(Dataset rows describing interfaces)
══════════════════════════════

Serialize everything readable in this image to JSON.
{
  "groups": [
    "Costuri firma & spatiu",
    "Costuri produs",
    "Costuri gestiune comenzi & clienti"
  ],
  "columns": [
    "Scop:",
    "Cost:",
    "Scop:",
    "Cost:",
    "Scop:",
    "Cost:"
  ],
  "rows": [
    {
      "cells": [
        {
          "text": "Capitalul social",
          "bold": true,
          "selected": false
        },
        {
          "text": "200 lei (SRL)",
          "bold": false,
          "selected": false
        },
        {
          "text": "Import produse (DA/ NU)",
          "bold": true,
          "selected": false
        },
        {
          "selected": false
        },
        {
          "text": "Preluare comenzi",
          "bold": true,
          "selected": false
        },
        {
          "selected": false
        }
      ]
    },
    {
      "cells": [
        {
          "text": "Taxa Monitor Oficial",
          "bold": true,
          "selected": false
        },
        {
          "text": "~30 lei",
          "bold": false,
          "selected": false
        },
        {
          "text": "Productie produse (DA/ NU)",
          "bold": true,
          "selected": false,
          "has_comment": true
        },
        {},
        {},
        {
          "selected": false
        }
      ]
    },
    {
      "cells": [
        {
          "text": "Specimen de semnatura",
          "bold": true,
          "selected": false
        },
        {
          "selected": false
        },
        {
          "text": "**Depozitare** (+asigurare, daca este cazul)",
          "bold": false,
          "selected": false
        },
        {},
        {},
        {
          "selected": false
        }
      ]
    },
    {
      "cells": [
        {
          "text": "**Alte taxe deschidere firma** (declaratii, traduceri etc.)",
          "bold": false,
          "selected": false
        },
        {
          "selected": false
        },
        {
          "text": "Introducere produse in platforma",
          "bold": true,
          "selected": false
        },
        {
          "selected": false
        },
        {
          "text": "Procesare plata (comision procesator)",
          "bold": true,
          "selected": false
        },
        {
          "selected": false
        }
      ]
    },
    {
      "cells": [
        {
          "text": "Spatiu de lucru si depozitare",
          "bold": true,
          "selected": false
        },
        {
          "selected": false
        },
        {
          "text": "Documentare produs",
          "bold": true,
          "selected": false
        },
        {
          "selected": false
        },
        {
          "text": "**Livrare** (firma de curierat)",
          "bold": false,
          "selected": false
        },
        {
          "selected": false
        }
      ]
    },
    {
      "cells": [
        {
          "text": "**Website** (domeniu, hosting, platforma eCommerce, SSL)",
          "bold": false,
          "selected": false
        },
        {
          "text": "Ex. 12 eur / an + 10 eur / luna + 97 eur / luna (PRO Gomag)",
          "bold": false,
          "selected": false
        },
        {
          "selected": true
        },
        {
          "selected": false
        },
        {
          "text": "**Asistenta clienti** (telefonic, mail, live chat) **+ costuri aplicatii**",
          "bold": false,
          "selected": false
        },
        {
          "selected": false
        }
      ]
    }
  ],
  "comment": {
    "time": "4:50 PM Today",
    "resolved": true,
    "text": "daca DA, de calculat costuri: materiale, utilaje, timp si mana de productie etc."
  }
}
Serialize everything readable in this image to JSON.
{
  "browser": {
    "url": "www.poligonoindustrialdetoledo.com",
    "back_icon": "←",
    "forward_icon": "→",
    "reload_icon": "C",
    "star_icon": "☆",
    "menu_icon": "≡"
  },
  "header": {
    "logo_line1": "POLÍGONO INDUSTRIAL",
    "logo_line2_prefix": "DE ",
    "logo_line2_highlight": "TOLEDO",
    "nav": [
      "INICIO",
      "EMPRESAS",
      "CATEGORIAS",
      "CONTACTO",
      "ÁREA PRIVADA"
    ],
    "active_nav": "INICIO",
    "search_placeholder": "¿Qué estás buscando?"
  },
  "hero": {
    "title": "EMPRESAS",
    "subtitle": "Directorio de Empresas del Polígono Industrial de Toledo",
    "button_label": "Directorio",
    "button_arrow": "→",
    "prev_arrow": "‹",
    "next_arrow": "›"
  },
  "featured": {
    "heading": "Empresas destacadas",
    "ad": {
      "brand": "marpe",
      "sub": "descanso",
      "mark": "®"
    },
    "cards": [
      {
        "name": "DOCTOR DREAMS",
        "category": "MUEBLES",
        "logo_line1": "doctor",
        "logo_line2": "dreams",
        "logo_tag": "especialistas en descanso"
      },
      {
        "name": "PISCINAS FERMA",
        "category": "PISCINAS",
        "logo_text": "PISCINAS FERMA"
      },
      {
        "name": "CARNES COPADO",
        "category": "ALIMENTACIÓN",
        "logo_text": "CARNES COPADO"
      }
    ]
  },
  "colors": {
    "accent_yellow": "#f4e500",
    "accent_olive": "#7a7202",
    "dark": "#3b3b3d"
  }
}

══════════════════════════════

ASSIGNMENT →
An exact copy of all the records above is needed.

RESPONSE TO THE EXERCISE →
Serialize everything readable in this image to JSON.
{
  "groups": [
    "Costuri firma & spatiu",
    "Costuri produs",
    "Costuri gestiune comenzi & clienti"
  ],
  "columns": [
    "Scop:",
    "Cost:",
    "Scop:",
    "Cost:",
    "Scop:",
    "Cost:"
  ],
  "rows": [
    {
      "cells": [
        {
          "text": "Capitalul social",
          "bold": true,
          "selected": false
        },
        {
          "text": "200 lei (SRL)",
          "bold": false,
          "selected": false
        },
        {
          "text": "Import produse (DA/ NU)",
          "bold": true,
          "selected": false
        },
        {
          "selected": false
        },
        {
          "text": "Preluare comenzi",
          "bold": true,
          "selected": false
        },
        {
          "selected": false
        }
      ]
    },
    {
      "cells": [
        {
          "text": "Taxa Monitor Oficial",
          "bold": true,
          "selected": false
        },
        {
          "text": "~30 lei",
          "bold": false,
          "selected": false
        },
        {
          "text": "Productie produse (DA/ NU)",
          "bold": true,
          "selected": false,
          "has_comment": true
        },
        {},
        {},
        {
          "selected": false
        }
      ]
    },
    {
      "cells": [
        {
          "text": "Specimen de semnatura",
          "bold": true,
          "selected": false
        },
        {
          "selected": false
        },
        {
          "text": "**Depozitare** (+asigurare, daca este cazul)",
          "bold": false,
          "selected": false
        },
        {},
        {},
        {
          "selected": false
        }
      ]
    },
    {
      "cells": [
        {
          "text": "**Alte taxe deschidere firma** (declaratii, traduceri etc.)",
          "bold": false,
          "selected": false
        },
        {
          "selected": false
        },
        {
          "text": "Introducere produse in platforma",
          "bold": true,
          "selected": false
        },
        {
          "selected": false
        },
        {
          "text": "Procesare plata (comision procesator)",
          "bold": true,
          "selected": false
        },
        {
          "selected": false
        }
      ]
    },
    {
      "cells": [
        {
          "text": "Spatiu de lucru si depozitare",
          "bold": true,
          "selected": false
        },
        {
          "selected": false
        },
        {
          "text": "Documentare produs",
          "bold": true,
          "selected": false
        },
        {
          "selected": false
        },
        {
          "text": "**Livrare** (firma de curierat)",
          "bold": false,
          "selected": false
        },
        {
          "selected": false
        }
      ]
    },
    {
      "cells": [
        {
          "text": "**Website** (domeniu, hosting, platforma eCommerce, SSL)",
          "bold": false,
          "selected": false
        },
        {
          "text": "Ex. 12 eur / an + 10 eur / luna + 97 eur / luna (PRO Gomag)",
          "bold": false,
          "selected": false
        },
        {
          "selected": true
        },
        {
          "selected": false
        },
        {
          "text": "**Asistenta clienti** (telefonic, mail, live chat) **+ costuri aplicatii**",
          "bold": false,
          "selected": false
        },
        {
          "selected": false
        }
      ]
    }
  ],
  "comment": {
    "time": "4:50 PM Today",
    "resolved": true,
    "text": "daca DA, de calculat costuri: materiale, utilaje, timp si mana de productie etc."
  }
}
Serialize everything readable in this image to JSON.
{
  "browser": {
    "url": "www.poligonoindustrialdetoledo.com",
    "back_icon": "←",
    "forward_icon": "→",
    "reload_icon": "C",
    "star_icon": "☆",
    "menu_icon": "≡"
  },
  "header": {
    "logo_line1": "POLÍGONO INDUSTRIAL",
    "logo_line2_prefix": "DE ",
    "logo_line2_highlight": "TOLEDO",
    "nav": [
      "INICIO",
      "EMPRESAS",
      "CATEGORIAS",
      "CONTACTO",
      "ÁREA PRIVADA"
    ],
    "active_nav": "INICIO",
    "search_placeholder": "¿Qué estás buscando?"
  },
  "hero": {
    "title": "EMPRESAS",
    "subtitle": "Directorio de Empresas del Polígono Industrial de Toledo",
    "button_label": "Directorio",
    "button_arrow": "→",
    "prev_arrow": "‹",
    "next_arrow": "›"
  },
  "featured": {
    "heading": "Empresas destacadas",
    "ad": {
      "brand": "marpe",
      "sub": "descanso",
      "mark": "®"
    },
    "cards": [
      {
        "name": "DOCTOR DREAMS",
        "category": "MUEBLES",
        "logo_line1": "doctor",
        "logo_line2": "dreams",
        "logo_tag": "especialistas en descanso"
      },
      {
        "name": "PISCINAS FERMA",
        "category": "PISCINAS",
        "logo_text": "PISCINAS FERMA"
      },
      {
        "name": "CARNES COPADO",
        "category": "ALIMENTACIÓN",
        "logo_text": "CARNES COPADO"
      }
    ]
  },
  "colors": {
    "accent_yellow": "#f4e500",
    "accent_olive": "#7a7202",
    "dark": "#3b3b3d"
  }
}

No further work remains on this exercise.